### WORK ITEM
Return all the entries word for word, minus the pictures.

·····

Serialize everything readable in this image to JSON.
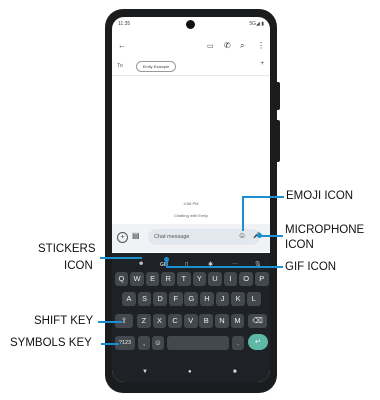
{
  "status_bar": {
    "time": "11:35",
    "icons": "5G◢ ▮"
  },
  "top_bar": {
    "back_icon": "←",
    "video_icon": "▭",
    "call_icon": "✆",
    "search_icon": "⌕",
    "more_icon": "⋮"
  },
  "recipient": {
    "to_label": "To",
    "chip": "Emily Example",
    "add_icon": "+"
  },
  "conversation": {
    "timestamp": "4:56 PM",
    "chatting_with": "Chatting with Emily"
  },
  "compose": {
    "placeholder": "Chat message",
    "add_icon": "+",
    "media_icon": "▤",
    "emoji_icon": "☺",
    "mic_icon": "🎤"
  },
  "keyboard_toolbar": {
    "stickers_icon": "☻",
    "gif_label": "GIF",
    "clipboard_icon": "▯",
    "settings_icon": "✱",
    "more_icon": "···",
    "mic_icon": "🎙"
  },
  "keyboard": {
    "row1": [
      "Q",
      "W",
      "E",
      "R",
      "T",
      "Y",
      "U",
      "I",
      "O",
      "P"
    ],
    "row2": [
      "A",
      "S",
      "D",
      "F",
      "G",
      "H",
      "J",
      "K",
      "L"
    ],
    "row3": [
      "Z",
      "X",
      "C",
      "V",
      "B",
      "N",
      "M"
    ],
    "shift": "⇧",
    "backspace": "⌫",
    "symbols": "?123",
    "comma": ",",
    "emoji": "☺",
    "period": ".",
    "enter": "↵"
  },
  "nav_bar": {
    "back": "▼",
    "home": "●",
    "recents": "■"
  },
  "callouts": {
    "emoji": "EMOJI ICON",
    "microphone_line1": "MICROPHONE",
    "microphone_line2": "ICON",
    "stickers_line1": "STICKERS",
    "stickers_line2": "ICON",
    "gif": "GIF ICON",
    "shift": "SHIFT KEY",
    "symbols": "SYMBOLS KEY"
  },
  "colors": {
    "accent": "#1c8fd1",
    "keyboard_bg": "#1e2226",
    "key_bg": "#42484e",
    "enter_key": "#5fb8a6"
  }
}
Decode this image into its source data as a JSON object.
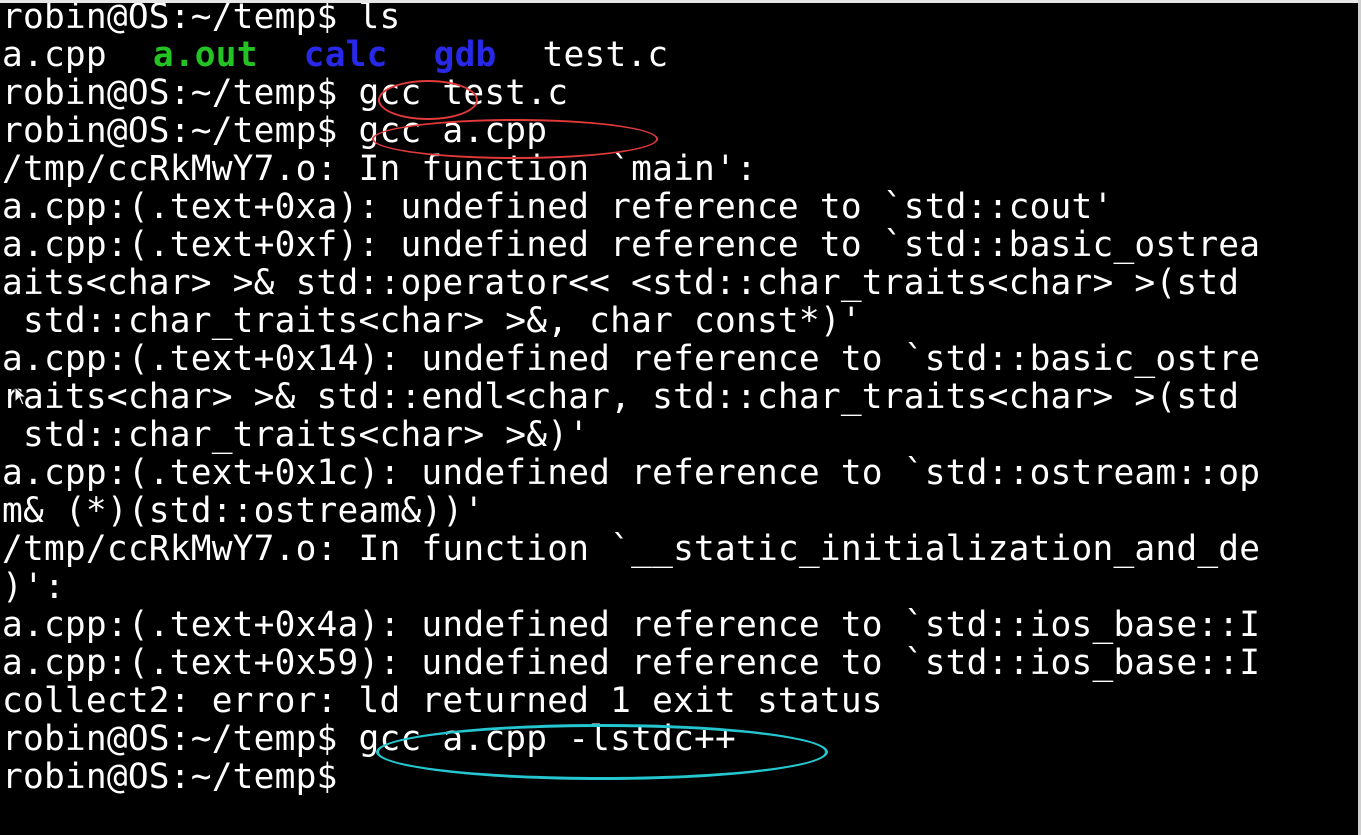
{
  "terminal": {
    "lines": [
      "robin@OS:~/temp$ ls",
      "",
      "robin@OS:~/temp$ gcc test.c",
      "robin@OS:~/temp$ gcc a.cpp",
      "/tmp/ccRkMwY7.o: In function `main':",
      "a.cpp:(.text+0xa): undefined reference to `std::cout'",
      "a.cpp:(.text+0xf): undefined reference to `std::basic_ostrea",
      "aits<char> >& std::operator<< <std::char_traits<char> >(std",
      " std::char_traits<char> >&, char const*)'",
      "a.cpp:(.text+0x14): undefined reference to `std::basic_ostre",
      "raits<char> >& std::endl<char, std::char_traits<char> >(std",
      " std::char_traits<char> >&)'",
      "a.cpp:(.text+0x1c): undefined reference to `std::ostream::op",
      "m& (*)(std::ostream&))'",
      "/tmp/ccRkMwY7.o: In function `__static_initialization_and_de",
      ")':",
      "a.cpp:(.text+0x4a): undefined reference to `std::ios_base::I",
      "a.cpp:(.text+0x59): undefined reference to `std::ios_base::I",
      "collect2: error: ld returned 1 exit status",
      "robin@OS:~/temp$ gcc a.cpp -lstdc++",
      "robin@OS:~/temp$"
    ],
    "ls_output": {
      "file1": "a.cpp",
      "file2": "a.out",
      "file3": "calc",
      "file4": "gdb",
      "file5": "test.c"
    }
  },
  "colors": {
    "background": "#000000",
    "text": "#ffffff",
    "executable": "#22c322",
    "directory": "#2828e8",
    "annotation_red": "#e23a3a",
    "annotation_cyan": "#25c6cf"
  },
  "icons": {
    "mouse_cursor": "mouse-pointer-icon"
  }
}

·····

### SOLUTION
Serialize everything readable in this image to JSON.
{
  "status_bar": {
    "time": "11:35",
    "icons": "5G◢ ▮"
  },
  "top_bar": {
    "back_icon": "←",
    "video_icon": "▭",
    "call_icon": "✆",
    "search_icon": "⌕",
    "more_icon": "⋮"
  },
  "recipient": {
    "to_label": "To",
    "chip": "Emily Example",
    "add_icon": "+"
  },
  "conversation": {
    "timestamp": "4:56 PM",
    "chatting_with": "Chatting with Emily"
  },
  "compose": {
    "placeholder": "Chat message",
    "add_icon": "+",
    "media_icon": "▤",
    "emoji_icon": "☺",
    "mic_icon": "🎤"
  },
  "keyboard_toolbar": {
    "stickers_icon": "☻",
    "gif_label": "GIF",
    "clipboard_icon": "▯",
    "settings_icon": "✱",
    "more_icon": "···",
    "mic_icon": "🎙"
  },
  "keyboard": {
    "row1": [
      "Q",
      "W",
      "E",
      "R",
      "T",
      "Y",
      "U",
      "I",
      "O",
      "P"
    ],
    "row2": [
      "A",
      "S",
      "D",
      "F",
      "G",
      "H",
      "J",
      "K",
      "L"
    ],
    "row3": [
      "Z",
      "X",
      "C",
      "V",
      "B",
      "N",
      "M"
    ],
    "shift": "⇧",
    "backspace": "⌫",
    "symbols": "?123",
    "comma": ",",
    "emoji": "☺",
    "period": ".",
    "enter": "↵"
  },
  "nav_bar": {
    "back": "▼",
    "home": "●",
    "recents": "■"
  },
  "callouts": {
    "emoji": "EMOJI ICON",
    "microphone_line1": "MICROPHONE",
    "microphone_line2": "ICON",
    "stickers_line1": "STICKERS",
    "stickers_line2": "ICON",
    "gif": "GIF ICON",
    "shift": "SHIFT KEY",
    "symbols": "SYMBOLS KEY"
  },
  "colors": {
    "accent": "#1c8fd1",
    "keyboard_bg": "#1e2226",
    "key_bg": "#42484e",
    "enter_key": "#5fb8a6"
  }
}
Decode this image into its source data as a JSON object.
{
  "terminal": {
    "lines": [
      "robin@OS:~/temp$ ls",
      "",
      "robin@OS:~/temp$ gcc test.c",
      "robin@OS:~/temp$ gcc a.cpp",
      "/tmp/ccRkMwY7.o: In function `main':",
      "a.cpp:(.text+0xa): undefined reference to `std::cout'",
      "a.cpp:(.text+0xf): undefined reference to `std::basic_ostrea",
      "aits<char> >& std::operator<< <std::char_traits<char> >(std",
      " std::char_traits<char> >&, char const*)'",
      "a.cpp:(.text+0x14): undefined reference to `std::basic_ostre",
      "raits<char> >& std::endl<char, std::char_traits<char> >(std",
      " std::char_traits<char> >&)'",
      "a.cpp:(.text+0x1c): undefined reference to `std::ostream::op",
      "m& (*)(std::ostream&))'",
      "/tmp/ccRkMwY7.o: In function `__static_initialization_and_de",
      ")':",
      "a.cpp:(.text+0x4a): undefined reference to `std::ios_base::I",
      "a.cpp:(.text+0x59): undefined reference to `std::ios_base::I",
      "collect2: error: ld returned 1 exit status",
      "robin@OS:~/temp$ gcc a.cpp -lstdc++",
      "robin@OS:~/temp$"
    ],
    "ls_output": {
      "file1": "a.cpp",
      "file2": "a.out",
      "file3": "calc",
      "file4": "gdb",
      "file5": "test.c"
    }
  },
  "colors": {
    "background": "#000000",
    "text": "#ffffff",
    "executable": "#22c322",
    "directory": "#2828e8",
    "annotation_red": "#e23a3a",
    "annotation_cyan": "#25c6cf"
  },
  "icons": {
    "mouse_cursor": "mouse-pointer-icon"
  }
}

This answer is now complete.